WHAT THE EXERCISE ASKS:
Write the listing out again word for word, excluding any pictures.

SOURCE RECORDS:
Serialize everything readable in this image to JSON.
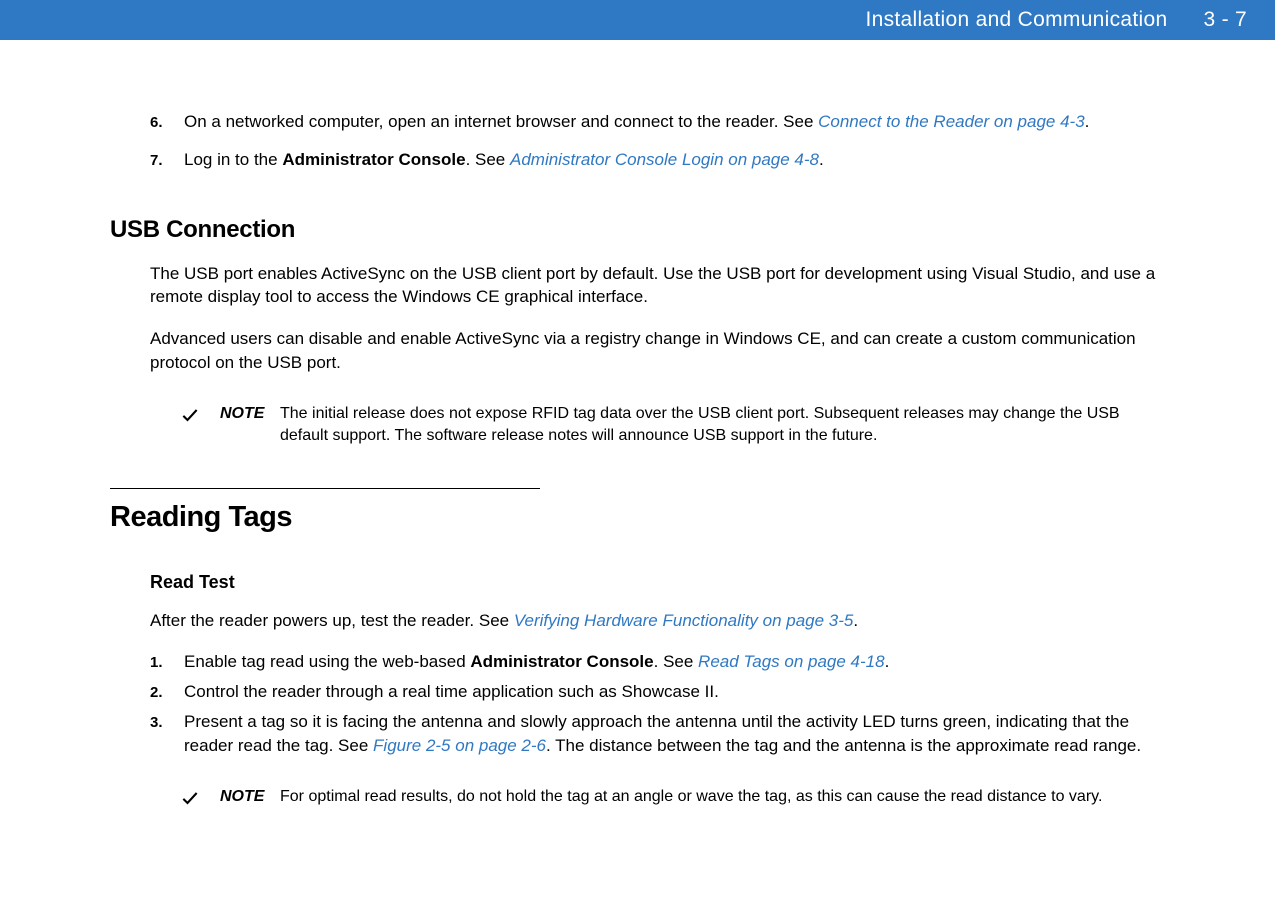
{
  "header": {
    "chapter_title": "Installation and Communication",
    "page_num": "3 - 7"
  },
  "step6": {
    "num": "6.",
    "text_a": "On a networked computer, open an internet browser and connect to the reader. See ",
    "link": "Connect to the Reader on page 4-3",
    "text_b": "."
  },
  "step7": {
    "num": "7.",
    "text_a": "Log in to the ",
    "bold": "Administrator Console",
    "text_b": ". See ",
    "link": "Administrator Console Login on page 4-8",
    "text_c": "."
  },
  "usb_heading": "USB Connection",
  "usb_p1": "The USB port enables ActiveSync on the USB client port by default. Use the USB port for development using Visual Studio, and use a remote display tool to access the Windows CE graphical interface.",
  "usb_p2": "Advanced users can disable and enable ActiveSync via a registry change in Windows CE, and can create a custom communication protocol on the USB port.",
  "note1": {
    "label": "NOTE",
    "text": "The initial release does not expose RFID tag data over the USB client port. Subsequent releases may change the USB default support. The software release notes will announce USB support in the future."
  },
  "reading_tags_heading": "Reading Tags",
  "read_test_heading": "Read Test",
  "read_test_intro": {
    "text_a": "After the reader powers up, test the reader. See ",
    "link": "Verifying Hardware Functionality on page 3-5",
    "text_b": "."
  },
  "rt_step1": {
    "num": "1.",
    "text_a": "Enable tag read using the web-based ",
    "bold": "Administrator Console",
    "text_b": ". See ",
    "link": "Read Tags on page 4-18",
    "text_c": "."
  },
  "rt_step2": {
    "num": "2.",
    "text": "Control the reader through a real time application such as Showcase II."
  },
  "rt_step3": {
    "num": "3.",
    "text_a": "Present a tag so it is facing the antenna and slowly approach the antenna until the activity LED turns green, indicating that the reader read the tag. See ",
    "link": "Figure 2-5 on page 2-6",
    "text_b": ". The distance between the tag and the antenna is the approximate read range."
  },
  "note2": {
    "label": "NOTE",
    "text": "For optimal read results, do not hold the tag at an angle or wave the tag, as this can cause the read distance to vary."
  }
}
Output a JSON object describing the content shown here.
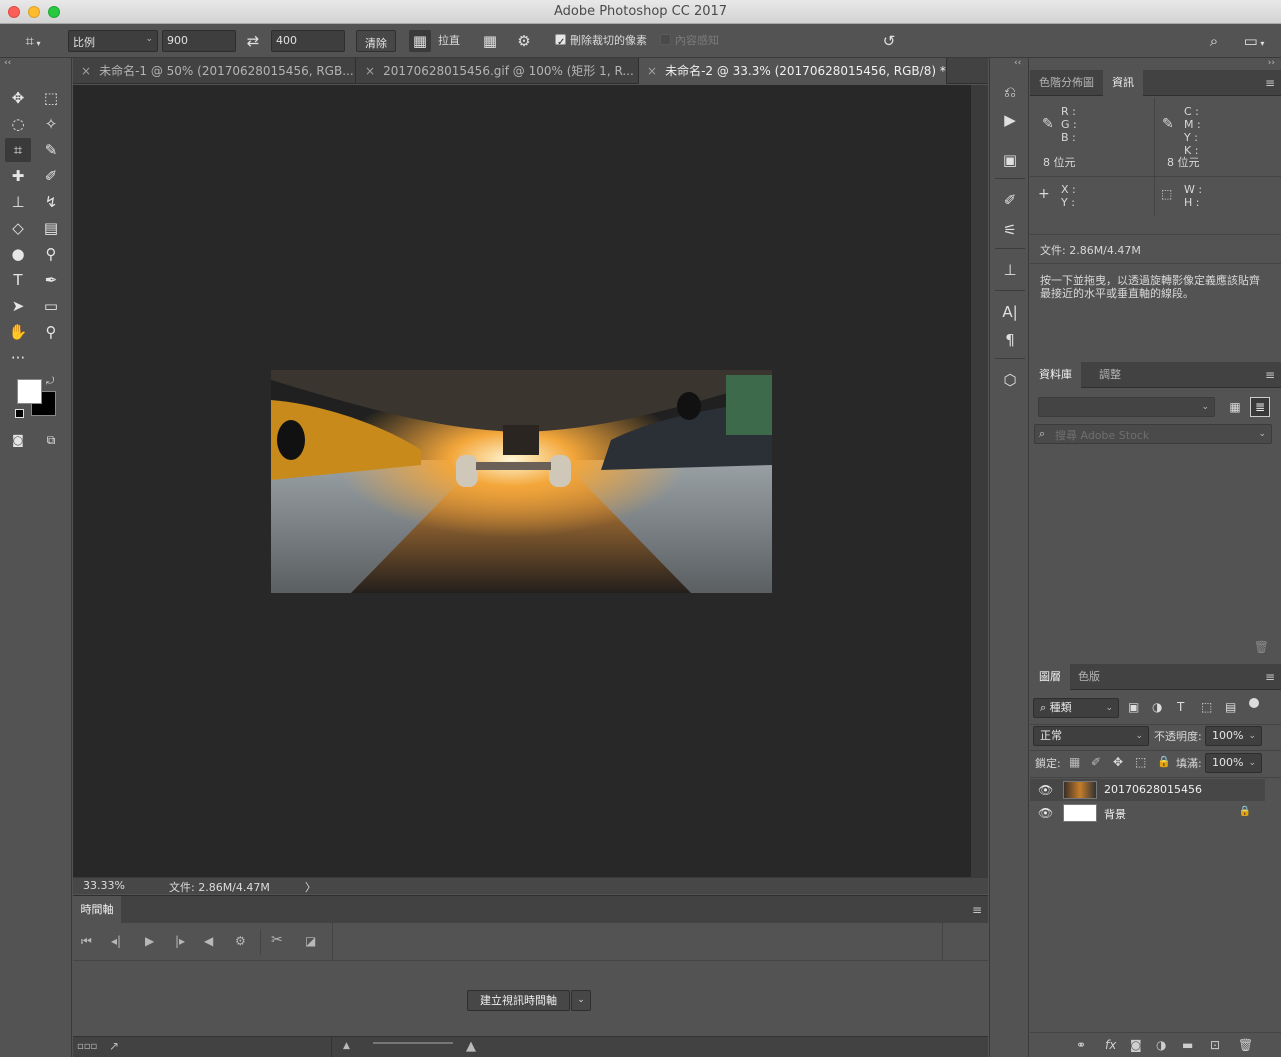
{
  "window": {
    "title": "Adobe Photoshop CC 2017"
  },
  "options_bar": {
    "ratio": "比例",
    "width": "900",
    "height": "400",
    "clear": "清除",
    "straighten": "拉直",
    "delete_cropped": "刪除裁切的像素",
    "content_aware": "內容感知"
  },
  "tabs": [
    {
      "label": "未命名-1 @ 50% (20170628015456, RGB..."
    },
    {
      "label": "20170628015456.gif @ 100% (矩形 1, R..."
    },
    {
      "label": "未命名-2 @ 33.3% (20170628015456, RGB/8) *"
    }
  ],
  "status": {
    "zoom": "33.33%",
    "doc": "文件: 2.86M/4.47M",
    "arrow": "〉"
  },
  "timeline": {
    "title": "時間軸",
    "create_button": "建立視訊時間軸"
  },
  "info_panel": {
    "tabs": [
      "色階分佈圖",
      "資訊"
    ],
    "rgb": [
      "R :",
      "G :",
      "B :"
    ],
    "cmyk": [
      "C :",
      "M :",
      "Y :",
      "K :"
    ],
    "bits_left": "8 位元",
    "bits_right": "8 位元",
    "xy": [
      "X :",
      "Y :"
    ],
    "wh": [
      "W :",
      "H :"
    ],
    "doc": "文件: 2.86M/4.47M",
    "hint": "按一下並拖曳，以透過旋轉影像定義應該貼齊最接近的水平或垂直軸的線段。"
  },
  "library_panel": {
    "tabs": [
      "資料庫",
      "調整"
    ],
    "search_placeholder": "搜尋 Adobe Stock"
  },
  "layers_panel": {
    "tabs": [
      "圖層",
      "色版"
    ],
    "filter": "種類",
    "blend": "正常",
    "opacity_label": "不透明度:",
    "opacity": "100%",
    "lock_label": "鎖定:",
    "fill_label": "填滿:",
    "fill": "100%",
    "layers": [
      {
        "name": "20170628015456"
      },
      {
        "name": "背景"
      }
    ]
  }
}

OUTPUT BELOW:
Serialize everything readable in this image to JSON.
{
  "header": {
    "chapter_title": "Installation and Communication",
    "page_num": "3 - 7"
  },
  "step6": {
    "num": "6.",
    "text_a": "On a networked computer, open an internet browser and connect to the reader. See ",
    "link": "Connect to the Reader on page 4-3",
    "text_b": "."
  },
  "step7": {
    "num": "7.",
    "text_a": "Log in to the ",
    "bold": "Administrator Console",
    "text_b": ". See ",
    "link": "Administrator Console Login on page 4-8",
    "text_c": "."
  },
  "usb_heading": "USB Connection",
  "usb_p1": "The USB port enables ActiveSync on the USB client port by default. Use the USB port for development using Visual Studio, and use a remote display tool to access the Windows CE graphical interface.",
  "usb_p2": "Advanced users can disable and enable ActiveSync via a registry change in Windows CE, and can create a custom communication protocol on the USB port.",
  "note1": {
    "label": "NOTE",
    "text": "The initial release does not expose RFID tag data over the USB client port. Subsequent releases may change the USB default support. The software release notes will announce USB support in the future."
  },
  "reading_tags_heading": "Reading Tags",
  "read_test_heading": "Read Test",
  "read_test_intro": {
    "text_a": "After the reader powers up, test the reader. See ",
    "link": "Verifying Hardware Functionality on page 3-5",
    "text_b": "."
  },
  "rt_step1": {
    "num": "1.",
    "text_a": "Enable tag read using the web-based ",
    "bold": "Administrator Console",
    "text_b": ". See ",
    "link": "Read Tags on page 4-18",
    "text_c": "."
  },
  "rt_step2": {
    "num": "2.",
    "text": "Control the reader through a real time application such as Showcase II."
  },
  "rt_step3": {
    "num": "3.",
    "text_a": "Present a tag so it is facing the antenna and slowly approach the antenna until the activity LED turns green, indicating that the reader read the tag. See ",
    "link": "Figure 2-5 on page 2-6",
    "text_b": ". The distance between the tag and the antenna is the approximate read range."
  },
  "note2": {
    "label": "NOTE",
    "text": "For optimal read results, do not hold the tag at an angle or wave the tag, as this can cause the read distance to vary."
  }
}
Output a JSON object describing the content shown here.
{
  "window": {
    "title": "Adobe Photoshop CC 2017"
  },
  "options_bar": {
    "ratio": "比例",
    "width": "900",
    "height": "400",
    "clear": "清除",
    "straighten": "拉直",
    "delete_cropped": "刪除裁切的像素",
    "content_aware": "內容感知"
  },
  "tabs": [
    {
      "label": "未命名-1 @ 50% (20170628015456, RGB..."
    },
    {
      "label": "20170628015456.gif @ 100% (矩形 1, R..."
    },
    {
      "label": "未命名-2 @ 33.3% (20170628015456, RGB/8) *"
    }
  ],
  "status": {
    "zoom": "33.33%",
    "doc": "文件: 2.86M/4.47M",
    "arrow": "〉"
  },
  "timeline": {
    "title": "時間軸",
    "create_button": "建立視訊時間軸"
  },
  "info_panel": {
    "tabs": [
      "色階分佈圖",
      "資訊"
    ],
    "rgb": [
      "R :",
      "G :",
      "B :"
    ],
    "cmyk": [
      "C :",
      "M :",
      "Y :",
      "K :"
    ],
    "bits_left": "8 位元",
    "bits_right": "8 位元",
    "xy": [
      "X :",
      "Y :"
    ],
    "wh": [
      "W :",
      "H :"
    ],
    "doc": "文件: 2.86M/4.47M",
    "hint": "按一下並拖曳，以透過旋轉影像定義應該貼齊最接近的水平或垂直軸的線段。"
  },
  "library_panel": {
    "tabs": [
      "資料庫",
      "調整"
    ],
    "search_placeholder": "搜尋 Adobe Stock"
  },
  "layers_panel": {
    "tabs": [
      "圖層",
      "色版"
    ],
    "filter": "種類",
    "blend": "正常",
    "opacity_label": "不透明度:",
    "opacity": "100%",
    "lock_label": "鎖定:",
    "fill_label": "填滿:",
    "fill": "100%",
    "layers": [
      {
        "name": "20170628015456"
      },
      {
        "name": "背景"
      }
    ]
  }
}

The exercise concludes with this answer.